One day later, and I still have difficulty comprehending Fred Hill's course of action last week. Under what scenario exactly does one lie to your direct superior, and then directly defy him? Dare I say that Hill got word of the impending defections, decided he had nothing to lose, and tried to force a conflict with his buyout intact? That is my wild speculation, but this event defies all logic. I can't put myself on Hill's shoes and comprehend any of his actions.
What has become clear as day is that Rutgers erred in not pushing Hill out the door last month, when it could have been attributed to his overwhelmingly poor performance. Iowa canned their coach after three similarly miserable years. While that would have elicited a fierce reaction from the local media in light of the budget woes, the response would have been positively muted compared to this catastrophe. All the drama could have been swept under the rug.
When there's absolutely no chance of something working out, it's time to pull the plug and not fall victim to risk aversion. You had to be in denial in March to think that Fred Hill was capable of coaching his team to the NCAA Tournament last year. In fact, he really should been let go after 2009 following three years of futility that reached the depths of the Craig Littlepage era back in the mid-80's. This is not to say that rebuilding doesn't take time, and the right circumstances don't demand patience. Demanding progress by year three is not very strict criteria at all. Greg Schiano showed progress by year three. Terry Shea did. There needed to be something, anything Hill could hang his hat on and point to as demonstrable progress. There were recruits, but no progress at all on the court.
If there is one saving grace in this disaster (beyond the fact that the national media hasn't yet quite caught on to the depths of how terrible everything looks), is that there is strong reason to be confident in the leadership on top of the athletic department - in a vacuum. If they were telling Keith Sargeant last month that there were no decent candidates to replace Hill with (again, an item that Jerry Carino directly contradicted), then the hardest part to take about the present crisis (MUCH worse than any personnel losses) is that it may not be possible to find a decent replacement. While I'm confident that even an Atlantic 10 level coach would be a sufficient upgrade on Hill, that's no guarantee that Rutgers basketball will be set on the right path. Not if the new coach doesn't have all the talent that Hill's squandered over the past four years.
By all means, the powers that be should contact the likes of Fran McCaffery and Seth Greenberg just to be certain that both have signed their new contracts (far from a given, as the recent cases of Bobby Gonzalez and Billy Gillispie show). If the Sixers fire Rutgers legend Eddie Jordan and he's interested, then he immediately goes to the top of any candidate list. However, in thinking this through today, and taking into account my sheer loathing of Bob Knight, the best course of action is probably to immediately offer the job to former Boston College coach Al Skinner.

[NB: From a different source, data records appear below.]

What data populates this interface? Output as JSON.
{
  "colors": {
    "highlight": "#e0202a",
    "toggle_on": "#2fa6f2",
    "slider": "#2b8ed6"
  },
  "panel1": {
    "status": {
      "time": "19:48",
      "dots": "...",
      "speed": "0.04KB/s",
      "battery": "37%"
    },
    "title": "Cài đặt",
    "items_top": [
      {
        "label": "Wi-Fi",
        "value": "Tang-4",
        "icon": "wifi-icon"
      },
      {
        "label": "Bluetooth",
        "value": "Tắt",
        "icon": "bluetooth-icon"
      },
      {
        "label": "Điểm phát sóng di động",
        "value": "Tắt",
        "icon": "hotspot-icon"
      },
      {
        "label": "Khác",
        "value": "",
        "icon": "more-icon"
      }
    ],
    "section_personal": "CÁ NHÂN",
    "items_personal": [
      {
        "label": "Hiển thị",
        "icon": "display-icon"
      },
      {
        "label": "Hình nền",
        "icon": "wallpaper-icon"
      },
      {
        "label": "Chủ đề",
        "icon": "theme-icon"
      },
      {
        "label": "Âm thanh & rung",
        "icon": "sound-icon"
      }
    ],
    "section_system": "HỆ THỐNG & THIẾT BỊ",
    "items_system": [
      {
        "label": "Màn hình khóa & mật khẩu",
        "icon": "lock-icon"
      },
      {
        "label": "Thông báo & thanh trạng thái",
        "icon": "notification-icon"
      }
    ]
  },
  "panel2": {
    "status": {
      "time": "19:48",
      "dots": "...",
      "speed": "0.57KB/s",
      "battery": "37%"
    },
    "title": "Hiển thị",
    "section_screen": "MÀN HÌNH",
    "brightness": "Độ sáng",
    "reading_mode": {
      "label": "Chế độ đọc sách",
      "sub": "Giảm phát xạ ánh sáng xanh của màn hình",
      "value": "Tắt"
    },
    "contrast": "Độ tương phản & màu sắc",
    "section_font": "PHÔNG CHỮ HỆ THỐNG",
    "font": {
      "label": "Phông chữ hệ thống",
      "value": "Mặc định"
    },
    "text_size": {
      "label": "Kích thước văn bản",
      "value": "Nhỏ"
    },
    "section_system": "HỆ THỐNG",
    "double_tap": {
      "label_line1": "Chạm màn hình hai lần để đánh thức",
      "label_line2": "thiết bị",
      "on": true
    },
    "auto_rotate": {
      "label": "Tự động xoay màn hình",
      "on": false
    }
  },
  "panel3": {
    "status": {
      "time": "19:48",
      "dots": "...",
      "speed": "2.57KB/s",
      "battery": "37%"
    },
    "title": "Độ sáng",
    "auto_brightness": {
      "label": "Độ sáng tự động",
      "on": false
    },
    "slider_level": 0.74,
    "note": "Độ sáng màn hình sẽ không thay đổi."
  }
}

Skinner is a proven winner; while he did fall off near the end at BC, he'll have an easier time recruiting at Rutgers if we keep some of the current assistants on staff (for the record, Carr is essential, and it'd be nice to keep Savino and Carter if at all possible). Frankly, some of the criticism coming out of Boston of Skinner seems like sour grapes designed to justify a decision that seems inexcusable on the surface. His resume blows any of the other candidates hired this year out of the water. In hiring a candidate perceived as a good gameday coach and talent developer who some shortcomings in recruiting, Rutgers would be making as complete a break from Hill (the recruiter who can't coach or develop players) as possible.
It's not that he'd necessarily be my favorite candidate, but he seems like a rather good one, that everyone could more than live with. He's a (much) better version of Gary Waters. Nothing at all like the Tim Welshes of the world who just make you want to jump into the Raritan at the mere mention of their name. Skinner seems like the path of least resistance at the moment. There may conceivably be better options, but it's almost like you can hire him right away and start to put this ugly mess in the past. He's shown at BC that he can win with sleeper recruits too, which is important considering all of the roster issues, and the likely need to scramble for replacements.
As to the any other remaining issues with Hill's buyout, I really can't say. It's hard not to think back to when Waters was stuck in Ohio. Bob Mulcahy still ended up having to pay that ridiculous buyout of a contract that should have never been extended in the first place. I think to similar situations - in the NBA, the Wizards didn't void Gilbert Arenas's contract after he had his gun incident several months back. My fear is that unless there's an ironclad out, any avenues to get out of a buyout are going to fail with the threat of prolonged and extended litigation. No inside information or legal knowledge at all here, but from inference I think they're going to have to pay Hill to make everything go away and stay off the radar for a while.